→ **Extracted records**:
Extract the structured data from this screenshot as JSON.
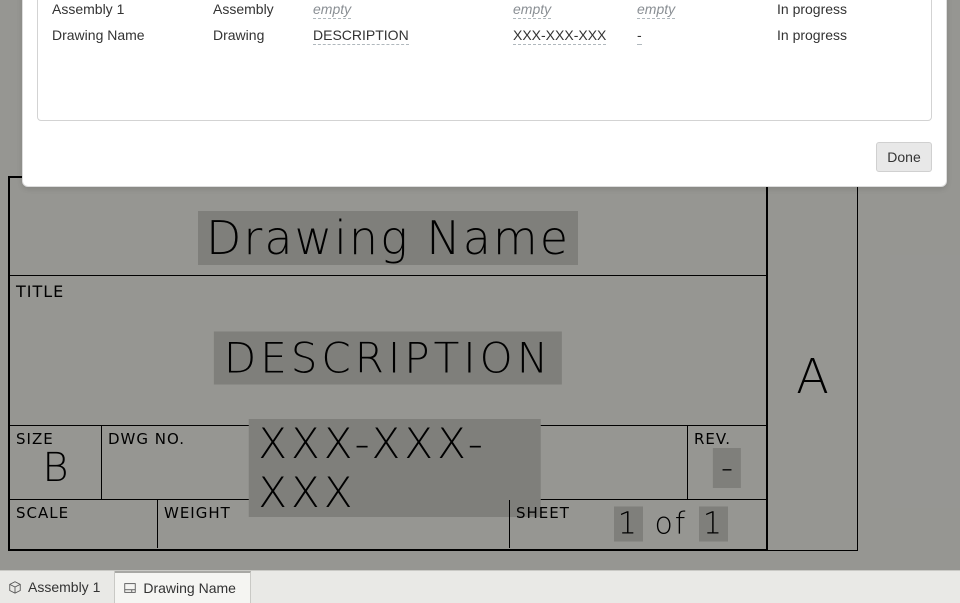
{
  "modal": {
    "rows": [
      {
        "name": "Assembly 1",
        "type": "Assembly",
        "description_empty": "empty",
        "number_empty": "empty",
        "rev_empty": "empty",
        "state": "In progress"
      },
      {
        "name": "Drawing Name",
        "type": "Drawing",
        "description": "DESCRIPTION",
        "number": "XXX-XXX-XXX",
        "rev": "-",
        "state": "In progress"
      }
    ],
    "done_label": "Done"
  },
  "title_block": {
    "drawing_name": "Drawing Name",
    "title_label": "TITLE",
    "description": "DESCRIPTION",
    "size_label": "SIZE",
    "size_value": "B",
    "dwgno_label": "DWG NO.",
    "dwgno_value": "XXX-XXX-XXX",
    "rev_label": "REV.",
    "rev_value": "-",
    "scale_label": "SCALE",
    "weight_label": "WEIGHT",
    "sheet_label": "SHEET",
    "sheet_value_current": "1",
    "sheet_value_of": "of",
    "sheet_value_total": "1",
    "side_letter": "A"
  },
  "tabs": {
    "assembly_label": "Assembly 1",
    "drawing_label": "Drawing Name"
  }
}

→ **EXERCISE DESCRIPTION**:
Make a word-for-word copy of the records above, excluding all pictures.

→ **ANSWER TO THE EXERCISE**:
Extract the structured data from this screenshot as JSON.
{
  "modal": {
    "rows": [
      {
        "name": "Assembly 1",
        "type": "Assembly",
        "description_empty": "empty",
        "number_empty": "empty",
        "rev_empty": "empty",
        "state": "In progress"
      },
      {
        "name": "Drawing Name",
        "type": "Drawing",
        "description": "DESCRIPTION",
        "number": "XXX-XXX-XXX",
        "rev": "-",
        "state": "In progress"
      }
    ],
    "done_label": "Done"
  },
  "title_block": {
    "drawing_name": "Drawing Name",
    "title_label": "TITLE",
    "description": "DESCRIPTION",
    "size_label": "SIZE",
    "size_value": "B",
    "dwgno_label": "DWG NO.",
    "dwgno_value": "XXX-XXX-XXX",
    "rev_label": "REV.",
    "rev_value": "-",
    "scale_label": "SCALE",
    "weight_label": "WEIGHT",
    "sheet_label": "SHEET",
    "sheet_value_current": "1",
    "sheet_value_of": "of",
    "sheet_value_total": "1",
    "side_letter": "A"
  },
  "tabs": {
    "assembly_label": "Assembly 1",
    "drawing_label": "Drawing Name"
  }
}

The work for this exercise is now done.